Earlier this year, 1,213 social housing tenants were surveyed across England as part of the ‘Holding on to Home: tenancy sustainment in social housing’ study, which is a collaboration between Sheffield Hallam University, the Chartered Institute of Housing, Qa Research, and HQN.
Interviewing took place in three of the study’s case study areas: East Riding of Yorkshire Council, Southern Housing and, Stockport Homes. Emerging findings from the analysis of the survey data conducted to date are presented in the study’s third 'emerging insights briefing'.
Its key learning is:
- Rent arrears is a poor measure of how difficult tenants find it to pay their rent and the ‘health’ of a tenancy. Landlords therefore need to look beyond rent arrears, particularly when identifying those in need of support.

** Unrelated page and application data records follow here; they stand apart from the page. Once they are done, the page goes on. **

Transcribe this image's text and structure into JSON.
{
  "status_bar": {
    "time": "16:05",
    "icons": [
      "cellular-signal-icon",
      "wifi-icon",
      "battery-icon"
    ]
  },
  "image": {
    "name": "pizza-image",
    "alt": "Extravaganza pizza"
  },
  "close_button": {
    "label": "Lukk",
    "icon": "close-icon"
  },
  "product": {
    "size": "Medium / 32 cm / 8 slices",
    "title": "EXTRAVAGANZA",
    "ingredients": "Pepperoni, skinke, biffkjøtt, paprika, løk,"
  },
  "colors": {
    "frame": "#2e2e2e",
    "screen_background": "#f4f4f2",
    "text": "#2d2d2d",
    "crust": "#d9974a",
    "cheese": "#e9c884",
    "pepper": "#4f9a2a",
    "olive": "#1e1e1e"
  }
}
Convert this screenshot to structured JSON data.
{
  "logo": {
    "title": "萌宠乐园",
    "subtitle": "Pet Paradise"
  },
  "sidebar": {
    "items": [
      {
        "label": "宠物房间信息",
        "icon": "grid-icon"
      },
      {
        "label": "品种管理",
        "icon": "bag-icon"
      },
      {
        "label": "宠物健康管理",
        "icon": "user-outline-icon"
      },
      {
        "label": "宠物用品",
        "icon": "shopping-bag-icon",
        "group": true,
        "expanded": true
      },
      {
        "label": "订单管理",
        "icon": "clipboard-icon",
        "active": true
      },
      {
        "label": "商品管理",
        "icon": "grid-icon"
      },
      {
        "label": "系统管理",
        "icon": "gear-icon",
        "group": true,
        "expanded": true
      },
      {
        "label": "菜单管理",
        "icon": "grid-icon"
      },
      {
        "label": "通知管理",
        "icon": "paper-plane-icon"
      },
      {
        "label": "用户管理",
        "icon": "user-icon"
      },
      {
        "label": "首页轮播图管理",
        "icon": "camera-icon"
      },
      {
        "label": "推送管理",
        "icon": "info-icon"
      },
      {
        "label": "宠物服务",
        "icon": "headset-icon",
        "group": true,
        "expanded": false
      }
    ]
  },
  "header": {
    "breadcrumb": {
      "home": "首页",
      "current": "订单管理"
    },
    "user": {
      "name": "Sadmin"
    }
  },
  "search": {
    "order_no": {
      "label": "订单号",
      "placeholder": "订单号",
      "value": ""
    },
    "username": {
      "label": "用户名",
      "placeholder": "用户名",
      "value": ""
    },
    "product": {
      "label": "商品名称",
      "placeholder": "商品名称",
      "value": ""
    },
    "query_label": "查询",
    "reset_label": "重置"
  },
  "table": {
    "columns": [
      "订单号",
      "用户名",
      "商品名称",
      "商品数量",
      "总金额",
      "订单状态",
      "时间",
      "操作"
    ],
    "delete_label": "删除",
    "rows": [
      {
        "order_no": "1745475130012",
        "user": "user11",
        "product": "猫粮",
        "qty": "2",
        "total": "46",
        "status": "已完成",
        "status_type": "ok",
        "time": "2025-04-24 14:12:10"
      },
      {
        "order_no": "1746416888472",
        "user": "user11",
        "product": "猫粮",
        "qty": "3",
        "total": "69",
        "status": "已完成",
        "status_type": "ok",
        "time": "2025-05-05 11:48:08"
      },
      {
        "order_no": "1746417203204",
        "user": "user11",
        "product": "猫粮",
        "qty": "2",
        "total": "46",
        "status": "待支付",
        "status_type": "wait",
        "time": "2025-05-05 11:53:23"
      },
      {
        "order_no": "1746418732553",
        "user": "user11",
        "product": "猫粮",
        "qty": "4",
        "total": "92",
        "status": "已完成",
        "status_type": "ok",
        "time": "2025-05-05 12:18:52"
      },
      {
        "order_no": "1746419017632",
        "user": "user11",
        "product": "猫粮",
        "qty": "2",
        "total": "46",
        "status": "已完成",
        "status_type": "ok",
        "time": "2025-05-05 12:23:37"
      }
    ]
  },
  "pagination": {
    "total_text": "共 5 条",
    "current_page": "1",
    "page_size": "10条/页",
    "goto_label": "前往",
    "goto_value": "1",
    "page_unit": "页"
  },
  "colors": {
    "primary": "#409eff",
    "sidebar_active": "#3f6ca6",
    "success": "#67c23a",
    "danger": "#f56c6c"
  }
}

- Some 70 per cent of tenants we surveyed were encountering difficulties paying their rent and many were only able to pay it by employing coping strategies, such as cutting back on their expenditure on food, heating, and essentials and borrowing more. This will have implications for tenants’ health and quality of life and their wider experience of ‘home’.

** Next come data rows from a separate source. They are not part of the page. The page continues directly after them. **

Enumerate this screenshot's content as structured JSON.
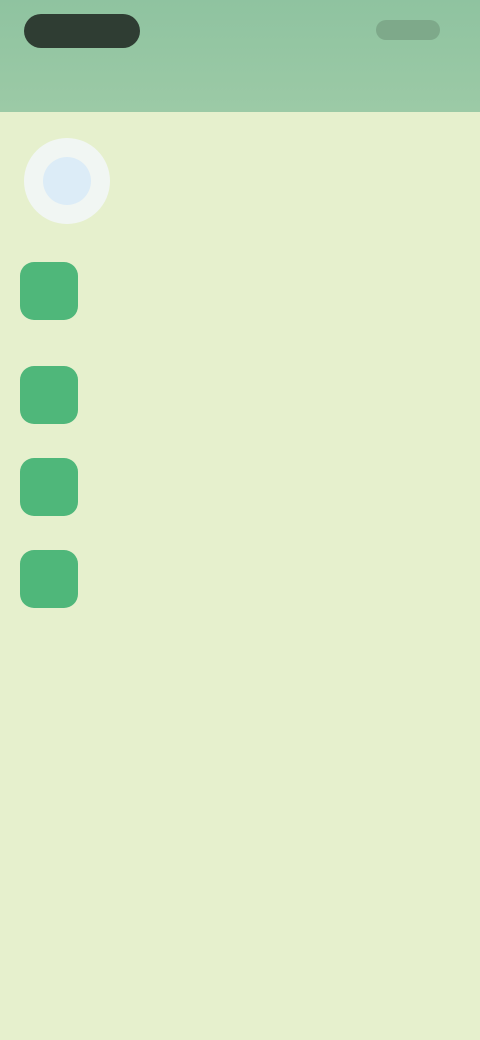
{
  "header": {
    "status_left": "",
    "status_right": "",
    "title": ""
  },
  "profile": {
    "name": ""
  },
  "list_items": [
    {
      "text": ""
    },
    {
      "text": ""
    },
    {
      "text": ""
    },
    {
      "text": ""
    }
  ],
  "colors": {
    "header": "#8fc3a0",
    "background": "#e6f0cd",
    "icon": "#4fb77a"
  }
}
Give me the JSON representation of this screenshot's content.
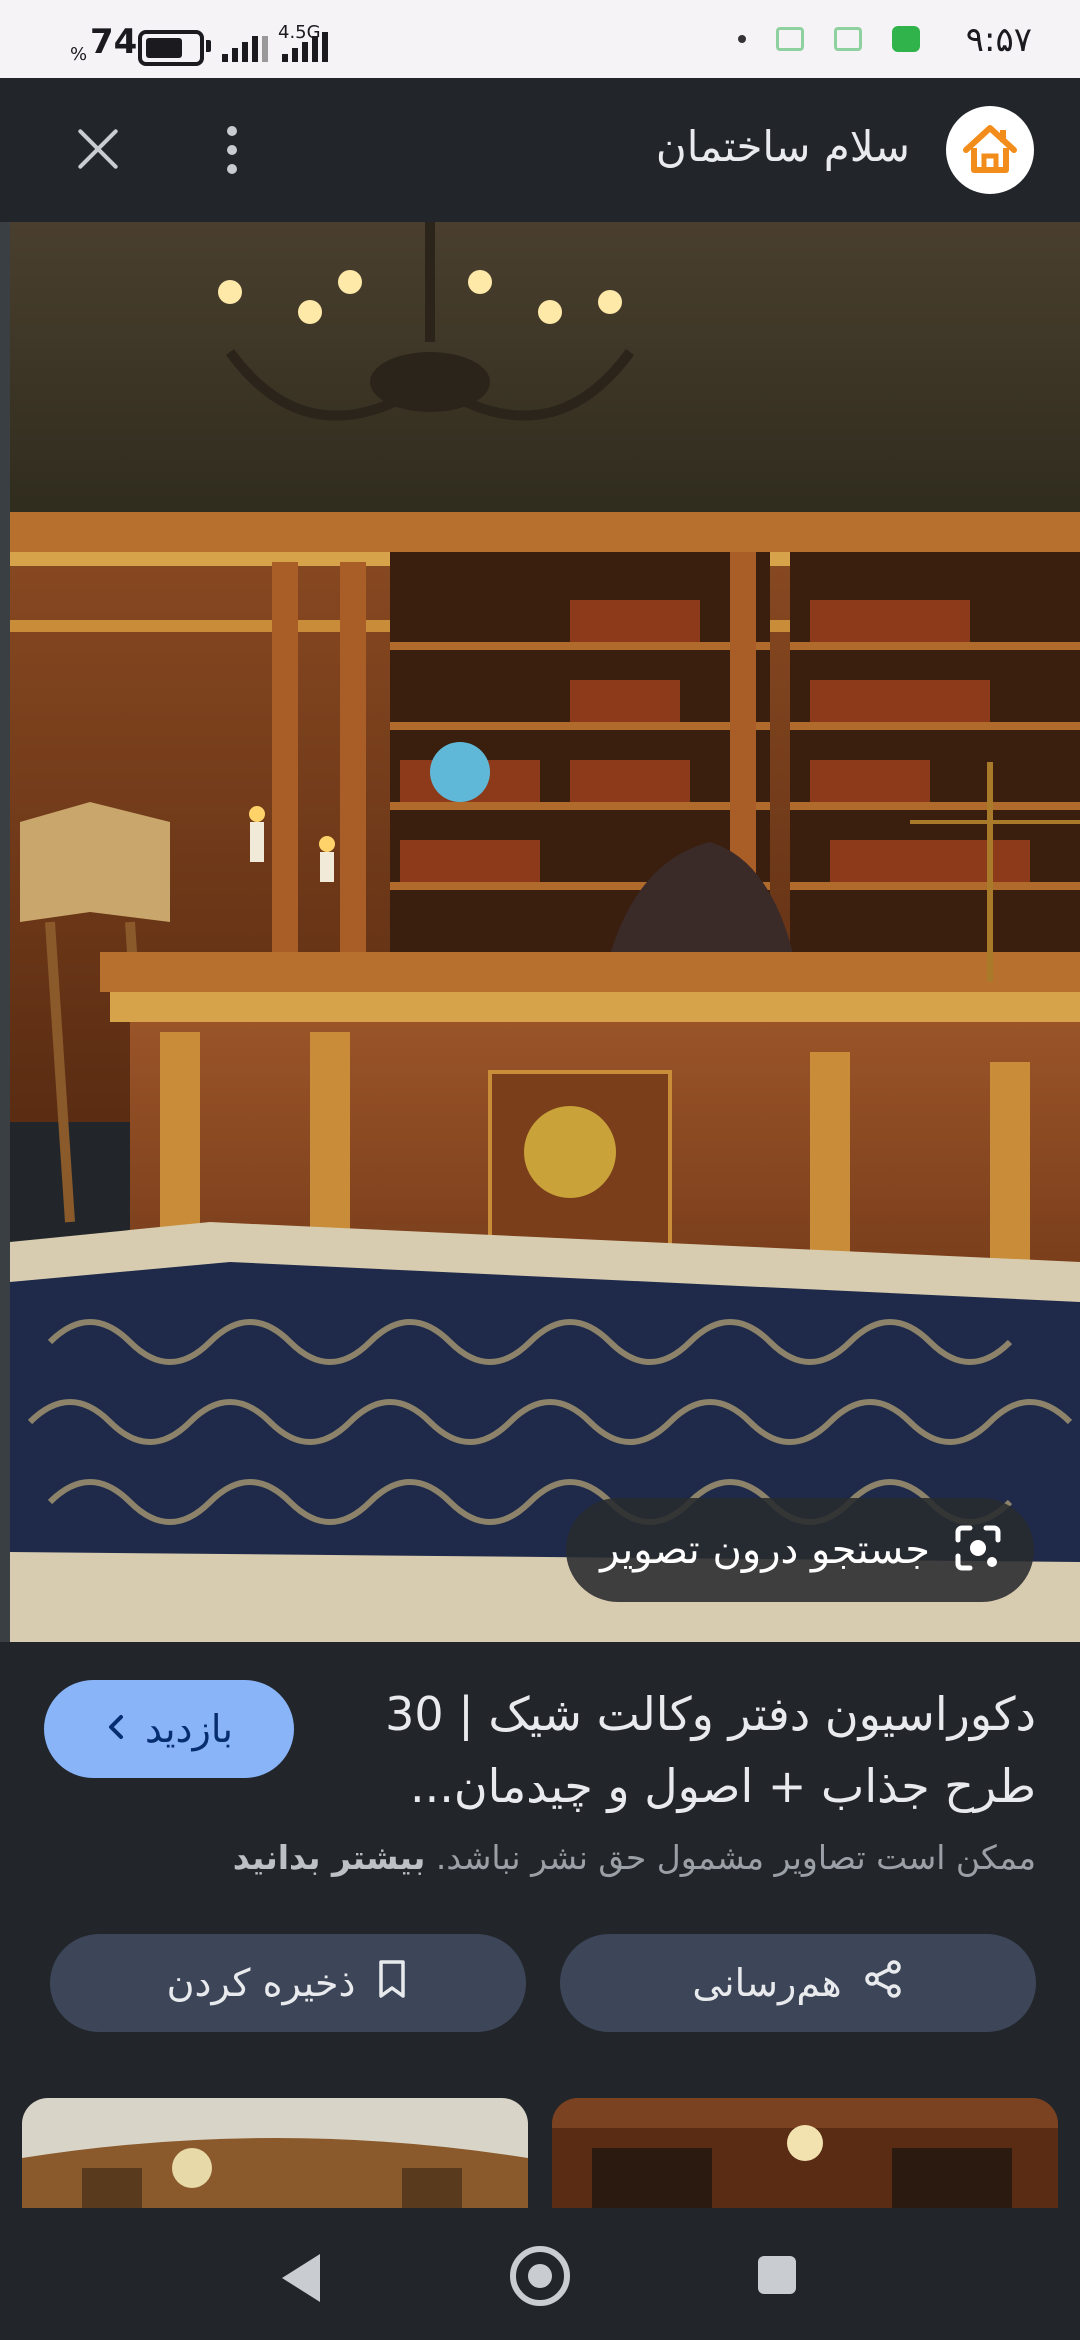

- As most of these strategies, such as selling possessions, are unsustainable and most respondents had little or no savings, many tenants are at great risk of falling into rent arrears in the future.
- The cost of living crisis is having a significant impact on tenants’ ability to pay their rent.

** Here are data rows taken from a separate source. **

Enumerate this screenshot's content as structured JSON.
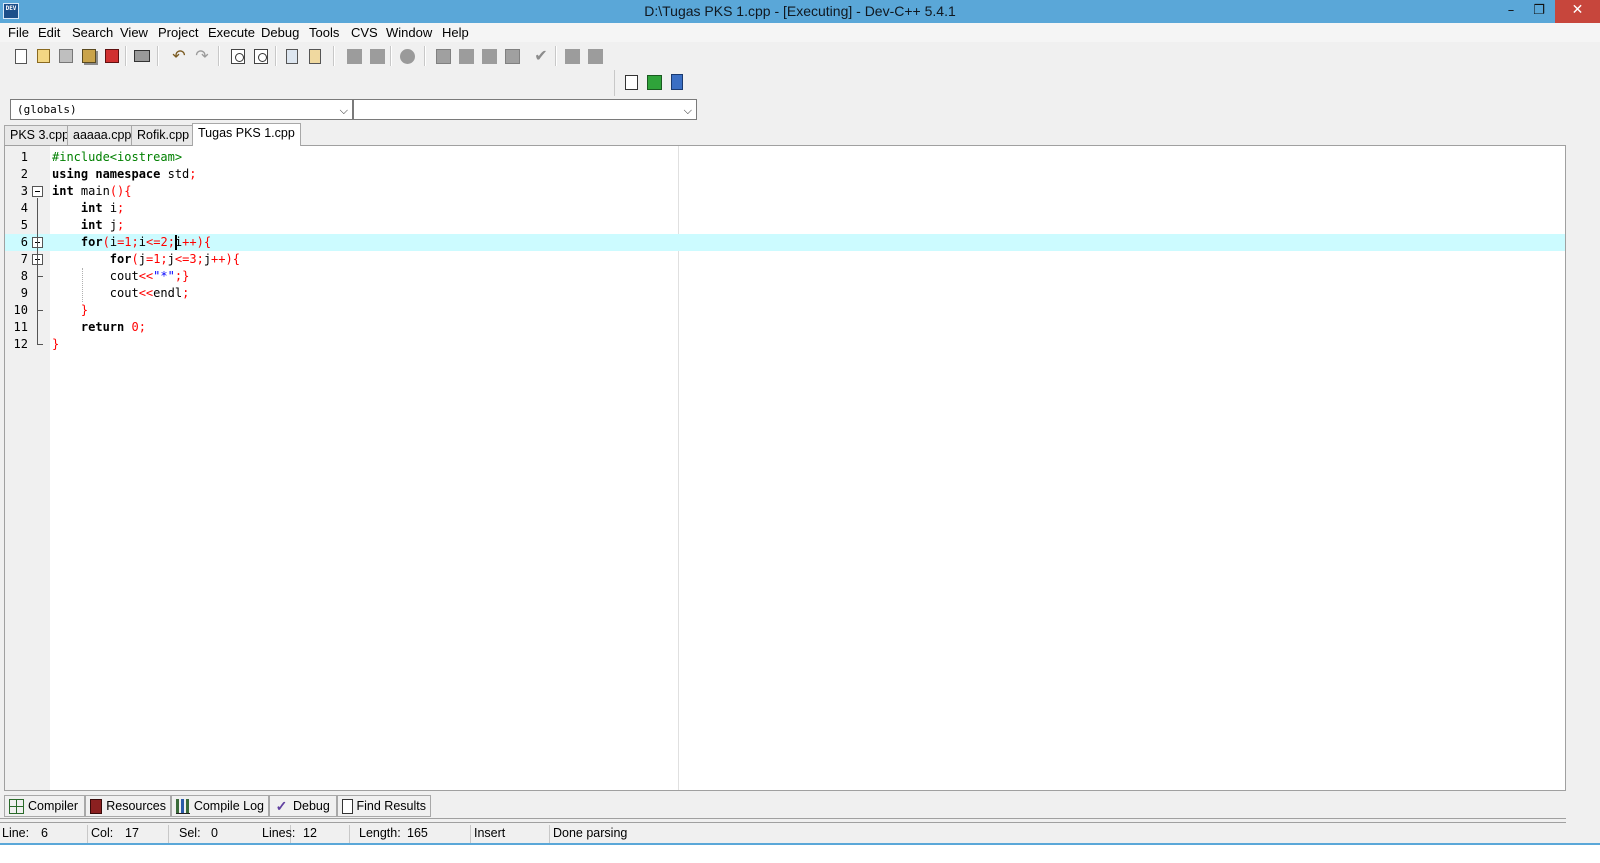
{
  "window": {
    "title": "D:\\Tugas PKS 1.cpp - [Executing] - Dev-C++ 5.4.1",
    "icon_text": "DEV",
    "minimize_glyph": "–",
    "maximize_glyph": "❐",
    "close_glyph": "✕"
  },
  "menu": [
    "File",
    "Edit",
    "Search",
    "View",
    "Project",
    "Execute",
    "Debug",
    "Tools",
    "CVS",
    "Window",
    "Help"
  ],
  "toolbar": {
    "icons": [
      "new-file-icon",
      "open-project-icon",
      "save-icon",
      "save-all-icon",
      "close-file-icon",
      "print-icon",
      "undo-icon",
      "redo-icon",
      "find-icon",
      "replace-icon",
      "indent-icon",
      "unindent-icon",
      "goto-back-icon",
      "goto-forward-icon",
      "bookmark-icon",
      "compile-icon",
      "run-icon",
      "compile-run-icon",
      "rebuild-icon",
      "syntax-check-icon",
      "debug-icon",
      "profile-icon"
    ],
    "secondary_icons": [
      "goto-line-icon",
      "add-to-project-icon",
      "insert-bookmark-icon"
    ]
  },
  "class_browser": {
    "scope_value": "(globals)",
    "member_value": ""
  },
  "tabs": [
    {
      "label": "PKS 3.cpp",
      "active": false
    },
    {
      "label": "aaaaa.cpp",
      "active": false
    },
    {
      "label": "Rofik.cpp",
      "active": false
    },
    {
      "label": "Tugas PKS 1.cpp",
      "active": true
    }
  ],
  "editor": {
    "line_numbers": [
      "1",
      "2",
      "3",
      "4",
      "5",
      "6",
      "7",
      "8",
      "9",
      "10",
      "11",
      "12"
    ],
    "current_line": 6,
    "lines": [
      "#include<iostream>",
      "using namespace std;",
      "int main(){",
      "    int i;",
      "    int j;",
      "    for(i=1;i<=2;i++){",
      "        for(j=1;j<=3;j++){",
      "        cout<<\"*\";}",
      "        cout<<endl;",
      "    }",
      "    return 0;",
      "}"
    ],
    "colors": {
      "keyword": "#000000",
      "preprocessor": "#008000",
      "symbol": "#ff0000",
      "string": "#0000ff",
      "current_line_bg": "#ccfbff"
    }
  },
  "bottom_tabs": [
    {
      "label": "Compiler",
      "icon": "compiler-grid-icon"
    },
    {
      "label": "Resources",
      "icon": "resources-icon"
    },
    {
      "label": "Compile Log",
      "icon": "compile-log-chart-icon"
    },
    {
      "label": "Debug",
      "icon": "debug-check-icon"
    },
    {
      "label": "Find Results",
      "icon": "find-results-icon"
    }
  ],
  "status": {
    "line_label": "Line:",
    "line_value": "6",
    "col_label": "Col:",
    "col_value": "17",
    "sel_label": "Sel:",
    "sel_value": "0",
    "lines_label": "Lines:",
    "lines_value": "12",
    "length_label": "Length:",
    "length_value": "165",
    "mode": "Insert",
    "message": "Done parsing"
  }
}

- Tenants who have automatic deductions from their benefit or earnings or have seen their income cut are more likely to encounter difficulties paying their rent.
- Tenants on Universal Credit (UC) are more likely than their counterparts on Housing Benefit to be in rent arrears. This highlights the importance of providing support to UC claimants, particularly as they transition on to the benefit.
- Some tenants find it difficult to communicate with their landlords about their rent, with, significantly, those that do being more likely to be in arrears. Anxiety and the stigma associated with financial problems appears to be at the heart of many tenants’ reluctance to contact their landlord when they fall into arrears. For landlords looking to engage with tenants who have fallen into arrears, these barriers to engagement are more difficult to address than technical ones such as digital poverty and, to a lesser extent, digital capability. Given the importance that many landlords place on tenants engaging with them when they fall into arrears, with many committed to not evicting tenants who engage, this presents a major challenge for them.
- When having conversations with their landlord about their rent, most (nearly six out of ten) tenants prefer to talk over the phone, with only one in ten preferring face-to-face interaction.
Find out more about Holding on to Home